Make an exact copy of the records, omitting all images.

START Material to process

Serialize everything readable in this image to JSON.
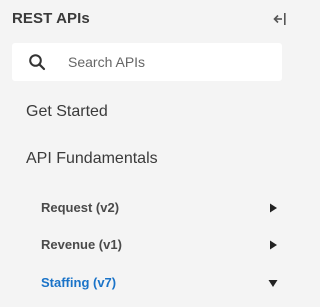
{
  "header": {
    "title": "REST APIs"
  },
  "search": {
    "placeholder": "Search APIs",
    "value": ""
  },
  "nav": {
    "items": [
      {
        "label": "Get Started"
      },
      {
        "label": "API Fundamentals"
      }
    ],
    "sub_items": [
      {
        "label": "Request (v2)",
        "state": "collapsed",
        "active": false
      },
      {
        "label": "Revenue (v1)",
        "state": "collapsed",
        "active": false
      },
      {
        "label": "Staffing (v7)",
        "state": "expanded",
        "active": true
      }
    ]
  },
  "colors": {
    "background": "#f4f4f4",
    "active_link": "#1a73c8",
    "text": "#3a3a3a"
  }
}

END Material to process

◆ **Answer for this exercise**:
Serialize everything readable in this image to JSON.
{
  "header": {
    "title": "REST APIs"
  },
  "search": {
    "placeholder": "Search APIs",
    "value": ""
  },
  "nav": {
    "items": [
      {
        "label": "Get Started"
      },
      {
        "label": "API Fundamentals"
      }
    ],
    "sub_items": [
      {
        "label": "Request (v2)",
        "state": "collapsed",
        "active": false
      },
      {
        "label": "Revenue (v1)",
        "state": "collapsed",
        "active": false
      },
      {
        "label": "Staffing (v7)",
        "state": "expanded",
        "active": true
      }
    ]
  },
  "colors": {
    "background": "#f4f4f4",
    "active_link": "#1a73c8",
    "text": "#3a3a3a"
  }
}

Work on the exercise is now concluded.